There is a popular notion among many of Silicon Valley’s biggest tech names that age does matter. Facebook’s Mark Zuckerberg famously once said that "young people are just smarter" at a conference in 2007. It’s not surprising that Facebook, along with Twitter, Google, Microsoft, have all faced public suits and notoriety on age-related matters. It wasn’t long before Apple joined that list too.
According to an editorial by The New York Times, ageism or age discrimination is actually very real and very common. The author of the editorial took the example of ex-Apple engineer J.K. Scheinberg who interviewed for a position of a customer support representative at the Apple Genius Bar. Scheinberg worked for Apple from 1987 to 2008 and was responsible for the first builds of OS X for Intel processors.

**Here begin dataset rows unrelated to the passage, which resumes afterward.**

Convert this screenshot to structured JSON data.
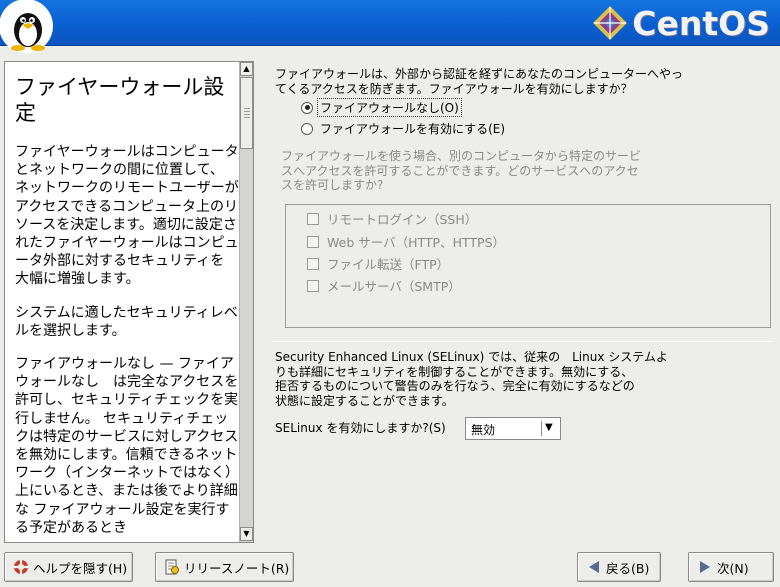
{
  "header": {
    "brand": "CentOS"
  },
  "help": {
    "title": "ファイヤーウォール設定",
    "paragraphs": [
      "ファイヤーウォールはコンピュータとネットワークの間に位置して、 ネットワークのリモートユーザーがアクセスできるコンピュータ上のリソースを決定します。適切に設定されたファイヤーウォールはコンピュータ外部に対するセキュリティを 大幅に増強します。",
      "システムに適したセキュリティレベルを選択します。",
      "ファイアウォールなし — ファイアウォールなし　は完全なアクセスを許可し、セキュリティチェックを実行しません。 セキュリティチェックは特定のサービスに対しアクセスを無効にします。信頼できるネットワーク（インターネットではなく）上にいるとき、または後でより詳細な ファイアウォール設定を実行する予定があるとき"
    ]
  },
  "firewall": {
    "intro_line1": "ファイアウォールは、外部から認証を経ずにあなたのコンピューターへやっ",
    "intro_line2": "てくるアクセスを防ぎます。ファイアウォールを有効にしますか？",
    "option_none": "ファイアウォールなし(O)",
    "option_enable": "ファイアウォールを有効にする(E)",
    "services_desc_line1": "ファイアウォールを使う場合、別のコンピュータから特定のサービ",
    "services_desc_line2": "スへアクセスを許可することができます。どのサービスへのアクセ",
    "services_desc_line3": "スを許可しますか?",
    "services": [
      {
        "label": "リモートログイン（SSH）",
        "checked": false
      },
      {
        "label": "Web サーバ（HTTP、HTTPS）",
        "checked": false
      },
      {
        "label": "ファイル転送（FTP）",
        "checked": false
      },
      {
        "label": "メールサーバ（SMTP）",
        "checked": false
      }
    ]
  },
  "selinux": {
    "desc_line1": "Security Enhanced Linux (SELinux) では、従来の　Linux システムよ",
    "desc_line2": "りも詳細にセキュリティを制御することができます。無効にする、",
    "desc_line3": "拒否するものについて警告のみを行なう、完全に有効にするなどの",
    "desc_line4": "状態に設定することができます。",
    "prompt": "SELinux を有効にしますか?(S)",
    "selected": "無効"
  },
  "buttons": {
    "hide_help": "ヘルプを隠す(H)",
    "release_notes": "リリースノート(R)",
    "back": "戻る(B)",
    "next": "次(N)"
  }
}
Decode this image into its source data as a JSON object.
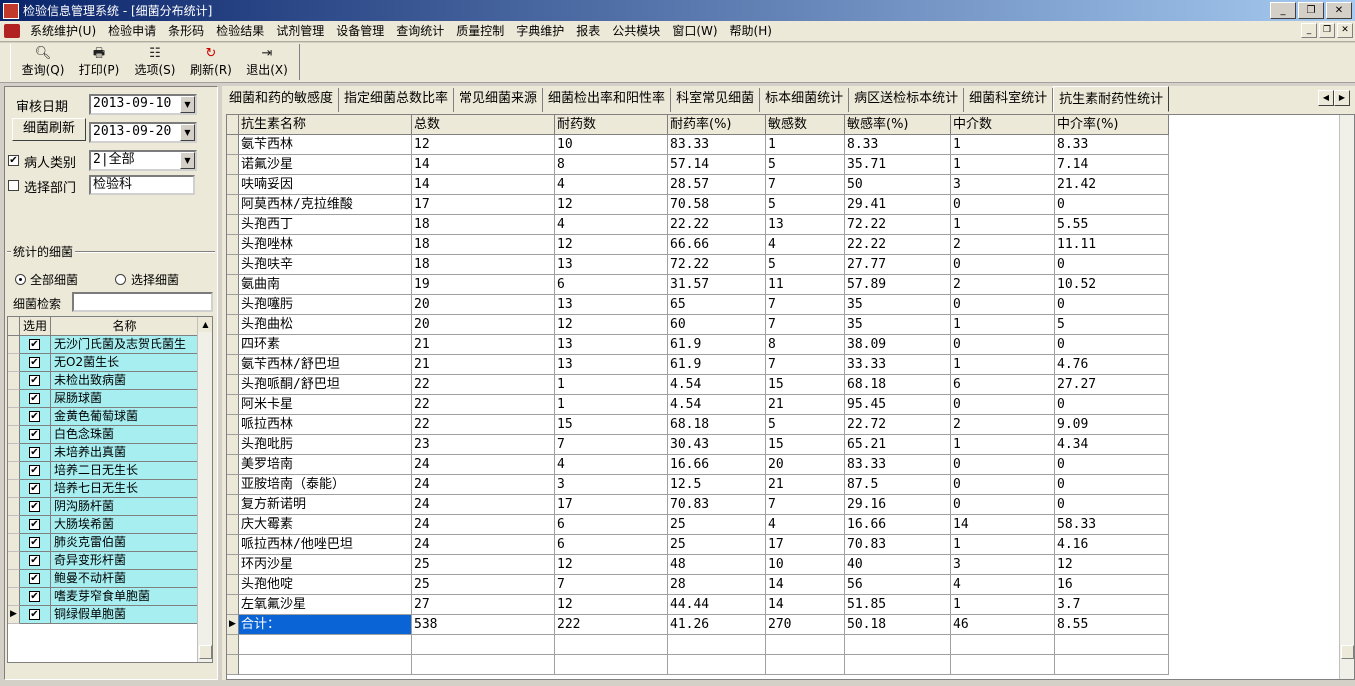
{
  "window": {
    "title": "检验信息管理系统 - [细菌分布统计]"
  },
  "menu": [
    "系统维护(U)",
    "检验申请",
    "条形码",
    "检验结果",
    "试剂管理",
    "设备管理",
    "查询统计",
    "质量控制",
    "字典维护",
    "报表",
    "公共模块",
    "窗口(W)",
    "帮助(H)"
  ],
  "toolbar": {
    "query": "查询(Q)",
    "print": "打印(P)",
    "options": "选项(S)",
    "refresh": "刷新(R)",
    "exit": "退出(X)"
  },
  "filters": {
    "audit_date_label": "审核日期",
    "date_from": "2013-09-10",
    "refresh_label": "细菌刷新",
    "date_to": "2013-09-20",
    "patient_type_label": "病人类别",
    "patient_type_value": "2|全部",
    "dept_label": "选择部门",
    "dept_value": "检验科",
    "group_label": "统计的细菌",
    "radio_all": "全部细菌",
    "radio_select": "选择细菌",
    "search_label": "细菌检索",
    "search_value": ""
  },
  "bacteria_grid": {
    "headers": [
      "选用",
      "名称"
    ],
    "rows": [
      "无沙门氏菌及志贺氏菌生",
      "无O2菌生长",
      "未检出致病菌",
      "屎肠球菌",
      "金黄色葡萄球菌",
      "白色念珠菌",
      "未培养出真菌",
      "培养二日无生长",
      "培养七日无生长",
      "阴沟肠杆菌",
      "大肠埃希菌",
      "肺炎克雷伯菌",
      "奇异变形杆菌",
      "鲍曼不动杆菌",
      "嗜麦芽窄食单胞菌",
      "铜绿假单胞菌"
    ]
  },
  "tabs": [
    "细菌和药的敏感度",
    "指定细菌总数比率",
    "常见细菌来源",
    "细菌检出率和阳性率",
    "科室常见细菌",
    "标本细菌统计",
    "病区送检标本统计",
    "细菌科室统计",
    "抗生素耐药性统计"
  ],
  "result_grid": {
    "headers": [
      "抗生素名称",
      "总数",
      "耐药数",
      "耐药率(%)",
      "敏感数",
      "敏感率(%)",
      "中介数",
      "中介率(%)"
    ],
    "rows": [
      [
        "氨苄西林",
        "12",
        "10",
        "83.33",
        "1",
        "8.33",
        "1",
        "8.33"
      ],
      [
        "诺氟沙星",
        "14",
        "8",
        "57.14",
        "5",
        "35.71",
        "1",
        "7.14"
      ],
      [
        "呋喃妥因",
        "14",
        "4",
        "28.57",
        "7",
        "50",
        "3",
        "21.42"
      ],
      [
        "阿莫西林/克拉维酸",
        "17",
        "12",
        "70.58",
        "5",
        "29.41",
        "0",
        "0"
      ],
      [
        "头孢西丁",
        "18",
        "4",
        "22.22",
        "13",
        "72.22",
        "1",
        "5.55"
      ],
      [
        "头孢唑林",
        "18",
        "12",
        "66.66",
        "4",
        "22.22",
        "2",
        "11.11"
      ],
      [
        "头孢呋辛",
        "18",
        "13",
        "72.22",
        "5",
        "27.77",
        "0",
        "0"
      ],
      [
        "氨曲南",
        "19",
        "6",
        "31.57",
        "11",
        "57.89",
        "2",
        "10.52"
      ],
      [
        "头孢噻肟",
        "20",
        "13",
        "65",
        "7",
        "35",
        "0",
        "0"
      ],
      [
        "头孢曲松",
        "20",
        "12",
        "60",
        "7",
        "35",
        "1",
        "5"
      ],
      [
        "四环素",
        "21",
        "13",
        "61.9",
        "8",
        "38.09",
        "0",
        "0"
      ],
      [
        "氨苄西林/舒巴坦",
        "21",
        "13",
        "61.9",
        "7",
        "33.33",
        "1",
        "4.76"
      ],
      [
        "头孢哌酮/舒巴坦",
        "22",
        "1",
        "4.54",
        "15",
        "68.18",
        "6",
        "27.27"
      ],
      [
        "阿米卡星",
        "22",
        "1",
        "4.54",
        "21",
        "95.45",
        "0",
        "0"
      ],
      [
        "哌拉西林",
        "22",
        "15",
        "68.18",
        "5",
        "22.72",
        "2",
        "9.09"
      ],
      [
        "头孢吡肟",
        "23",
        "7",
        "30.43",
        "15",
        "65.21",
        "1",
        "4.34"
      ],
      [
        "美罗培南",
        "24",
        "4",
        "16.66",
        "20",
        "83.33",
        "0",
        "0"
      ],
      [
        "亚胺培南（泰能）",
        "24",
        "3",
        "12.5",
        "21",
        "87.5",
        "0",
        "0"
      ],
      [
        "复方新诺明",
        "24",
        "17",
        "70.83",
        "7",
        "29.16",
        "0",
        "0"
      ],
      [
        "庆大霉素",
        "24",
        "6",
        "25",
        "4",
        "16.66",
        "14",
        "58.33"
      ],
      [
        "哌拉西林/他唑巴坦",
        "24",
        "6",
        "25",
        "17",
        "70.83",
        "1",
        "4.16"
      ],
      [
        "环丙沙星",
        "25",
        "12",
        "48",
        "10",
        "40",
        "3",
        "12"
      ],
      [
        "头孢他啶",
        "25",
        "7",
        "28",
        "14",
        "56",
        "4",
        "16"
      ],
      [
        "左氧氟沙星",
        "27",
        "12",
        "44.44",
        "14",
        "51.85",
        "1",
        "3.7"
      ],
      [
        "合计：",
        "538",
        "222",
        "41.26",
        "270",
        "50.18",
        "46",
        "8.55"
      ]
    ]
  }
}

"On the way out, all three of the interviewers singled me out and said, 'We'll be in touch,'" Scheinberg said. "I never heard back.” He was 54 when he applied for the job at the Apple Store.
Age is just a number
Scheinberg’s case isn’t an isolated incident. Apple Insider cites another case where back in back in 2010, a 60-year-old Apple Store employee, Michael Katz, sued the company for promoting a less senior and, according to him, less qualified employee for the role of "Creative" at the Orlando, Florida store. Of course, in that case, Katz was already working at the Apple Store, and was evidently not denied candidacy.
"Each individual selected for the promotions sought by Katz was at least 15 years younger than Katz,” the complaint stated. "Katz was passed over for promotion multiple times in favor of individuals with less seniority and inferior qualifications.”
New grads wanted
In 2012, Apple began including the term “new grad” in job postings. This made it clear as daylight that Apple, among others, was favoring young, relatively inexperienced minds rather than go for someone with years of experience.
The popular belief that younger minds are full of ideas and creativity speaks out loud here. This belief has been voiced by venture capitalist and co-founder of Sun Microsystems Vinod Khosla, who said “people over 45 basically die in terms of new ideas.” Ironically, Khosla was 55 at the time of his remark.
Both Zuckerberg and Khosla have since retracted their statements and have claimed that they were misinterpreted.
Why it matters
It’s perhaps not surprising these days to hear of start up firms hiring people straight out of college. Indeed, it’s a great way for young employees to get some experience under their belts before they hit 25. But the growing attraction towards younger candidates is resulting in a general fall in average working age in many countries.
Laurie A. McCann, an AARP Foundation attorney, Citing a Fortune magazine article, said "the median age of employees at Twitter is just 28, and at Facebook, and Google, the median age is 29. When compared to a median age of 42 for the workforce overall, the message is stark -- older workers are persona non grata in technology."
Age discrimination is illegal and yet it continues to persist today. It’s necessary for firms like Apple, Google and others alike to acknowledge this prejudice and to confront ageism by including senior job seekers rather than outing them altogether.